▶ _DATA RECORDS_:
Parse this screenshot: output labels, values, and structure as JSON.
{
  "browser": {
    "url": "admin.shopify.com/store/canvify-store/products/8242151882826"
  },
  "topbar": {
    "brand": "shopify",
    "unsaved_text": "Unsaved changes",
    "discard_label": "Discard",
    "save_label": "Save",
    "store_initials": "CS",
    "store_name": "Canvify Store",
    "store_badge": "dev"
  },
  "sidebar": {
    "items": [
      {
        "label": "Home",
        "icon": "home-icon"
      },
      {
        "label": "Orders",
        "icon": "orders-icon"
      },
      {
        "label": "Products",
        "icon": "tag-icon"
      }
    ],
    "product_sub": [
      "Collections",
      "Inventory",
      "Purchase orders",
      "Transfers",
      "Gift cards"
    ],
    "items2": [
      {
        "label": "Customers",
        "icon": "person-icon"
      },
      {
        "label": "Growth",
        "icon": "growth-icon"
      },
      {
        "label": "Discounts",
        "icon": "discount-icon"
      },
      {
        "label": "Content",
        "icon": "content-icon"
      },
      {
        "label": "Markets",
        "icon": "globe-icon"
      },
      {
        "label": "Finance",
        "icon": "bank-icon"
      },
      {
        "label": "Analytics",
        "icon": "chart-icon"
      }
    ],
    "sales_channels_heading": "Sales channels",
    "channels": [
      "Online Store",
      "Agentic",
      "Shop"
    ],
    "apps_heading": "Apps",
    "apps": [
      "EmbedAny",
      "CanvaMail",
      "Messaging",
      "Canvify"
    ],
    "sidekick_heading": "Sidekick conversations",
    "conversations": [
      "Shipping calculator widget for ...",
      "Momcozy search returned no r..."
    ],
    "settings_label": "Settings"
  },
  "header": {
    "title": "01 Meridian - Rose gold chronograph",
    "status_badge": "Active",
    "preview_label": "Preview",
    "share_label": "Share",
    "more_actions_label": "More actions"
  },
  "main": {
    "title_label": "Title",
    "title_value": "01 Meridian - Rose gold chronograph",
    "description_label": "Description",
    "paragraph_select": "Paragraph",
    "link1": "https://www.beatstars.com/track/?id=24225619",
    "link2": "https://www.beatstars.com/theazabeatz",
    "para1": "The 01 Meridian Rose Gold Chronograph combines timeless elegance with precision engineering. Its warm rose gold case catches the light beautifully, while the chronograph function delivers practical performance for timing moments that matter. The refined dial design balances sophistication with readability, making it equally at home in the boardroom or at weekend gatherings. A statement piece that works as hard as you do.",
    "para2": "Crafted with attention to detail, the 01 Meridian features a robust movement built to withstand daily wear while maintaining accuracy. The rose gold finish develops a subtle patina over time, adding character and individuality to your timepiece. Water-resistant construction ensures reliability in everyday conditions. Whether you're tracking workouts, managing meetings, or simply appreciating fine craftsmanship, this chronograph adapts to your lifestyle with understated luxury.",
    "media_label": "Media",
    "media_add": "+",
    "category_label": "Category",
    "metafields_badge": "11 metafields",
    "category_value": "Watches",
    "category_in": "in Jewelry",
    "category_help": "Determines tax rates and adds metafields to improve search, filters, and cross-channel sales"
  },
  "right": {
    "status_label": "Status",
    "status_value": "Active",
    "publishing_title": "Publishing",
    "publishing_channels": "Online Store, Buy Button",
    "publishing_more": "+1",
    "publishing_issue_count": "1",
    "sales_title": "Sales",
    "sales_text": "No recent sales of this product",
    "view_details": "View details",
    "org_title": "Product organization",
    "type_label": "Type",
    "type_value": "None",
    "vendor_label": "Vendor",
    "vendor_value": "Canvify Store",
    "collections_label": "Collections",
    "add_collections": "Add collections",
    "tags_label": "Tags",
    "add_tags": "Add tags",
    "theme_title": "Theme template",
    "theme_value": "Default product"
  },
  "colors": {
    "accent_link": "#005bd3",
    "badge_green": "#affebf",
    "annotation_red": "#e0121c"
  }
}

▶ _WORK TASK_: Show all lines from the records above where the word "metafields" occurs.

▶ _ANSWER TO THIS EXERCISE_:
    "metafields_badge": "11 metafields",
    "category_help": "Determines tax rates and adds metafields to improve search, filters, and cross-channel sales"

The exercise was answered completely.